On his radio show Monday night, the Tampa Bay Buccaneers head coach hit the red button. It could ignite World War III over at One Buc Place.
Getting peppered with criticism about his 0-3 start, Schiano used a scattered-gun approach.
"You can't load an entire roster in a two-year period," he summarily responded.
The quote may spearhead his ultimate downfall.
And it brings to mind another by Lou Holtz: "The man who complains about the way the ball bounces is likely to be the one who dropped it."
Ironically, when Schiano was at Rutgers, he blurted out a line that qualifies for immortality: "There are two things every man in America thinks he can do: work a grill and coach football."
Intentionally or not, his latest remark is aimed at Bucs GM Mark Dominik, who has been in charge of putting the pieces together for the Bucs since 2009.
A coach doesn't want to swipe at a general manager unless he believes heads are going to fall and takes an either-him-or-me approach -- or unless the heat is getting too hot.
In the past two years, the Bucs have opened their wallets with high-priced acquisitions and now have eight former Pro Bowl players, including receiver Vincent Jackson and running back Doug Martin from last season.
The ironic part for Schiano is that just last
week he said the Bucs had all the components to be a winner.
Everyday, a trauma seems to erupt at One Buc Place.
The most recent report was that a players-only meeting before the season focused on Schiano's coaching. Players complained he was too rigid and too hard.
Bucs safety Dashon Goldson said he brought the complaints to Schiano. Guard Carl Nicks said it was about new players on the team not knowing the rigors of NFL football.
He didn't name the newcomers, but Goldson and Darrelle Revis are the Bucs' two high-profile offseason acquisitions.
Goldson gave the meeting credibility, saying it was productive and not just for malcontents. Schiano said it was about "little things" like practice methods and how to get more out of certain (practice) periods.
Right now, One Buc Place looks like the Vatican sending up black smoke because no one can agree on a pope.
The most condemning strike against the Bucs coaching staff is its inability to adjust on offense. Defensive coordinators spend their offseasons dissecting offenses. The Bucs are rated 31st in total offense, points per game (11.3) and passing (174.7 avg). Last year, Tampa Bay was ninth in total offense.
Quarterback Josh Freeman is mediocre, but given help he has proven to be productive though inconsistent. In Sunday's loss to the New England Patriots, he threw five off-target passes but had touchdown passes dropped by Jackson and rookie Tim Wright. Bucs tight ends have combined for four receptions for 44 yards all season.
You have to question the Bucs for allowing Dallas Clark to go elsewhere. He may not have been a lethal weapon last year, but he was their best tight end, and now they have none.
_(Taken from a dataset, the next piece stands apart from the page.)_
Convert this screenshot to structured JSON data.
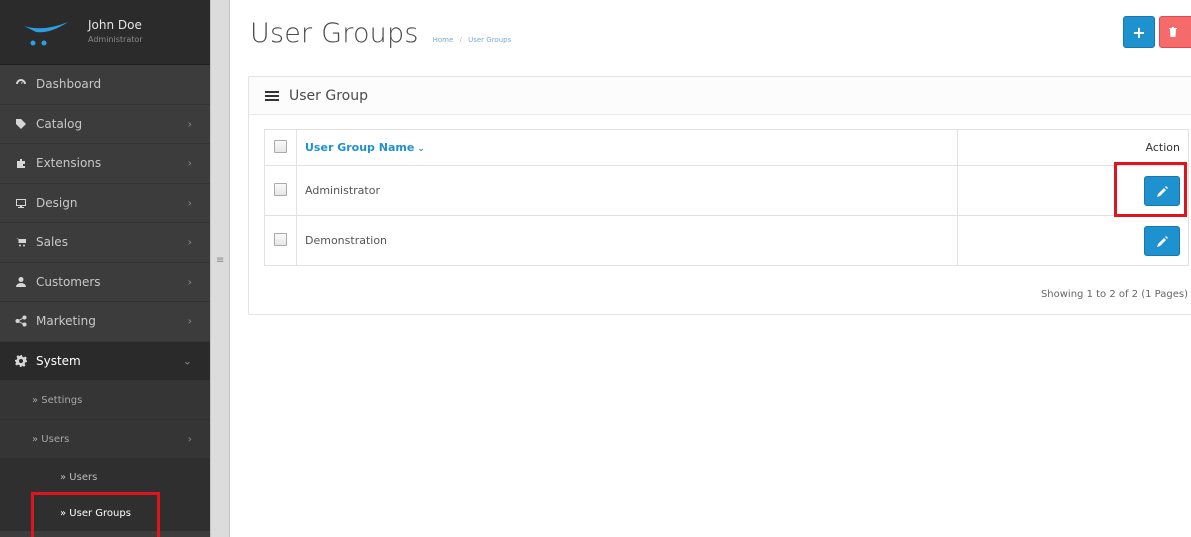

Freeman understandably has no confidence in his tight ends or any receivers not named Jackson or Mike Williams. Offensive coordinator Mike Sullivan tried to incorporate running back Doug Martin into the pass game at New England, and the experiment failed miserably.
So why would Schiano want to even appear to offend his GM?
It makes no sense. But little does these days for the Bucs.
Alan Dell, Herald sportswriter, can be reached at 941-745-7080, ext. 2112. Follow him on Twitter at @ADellSports.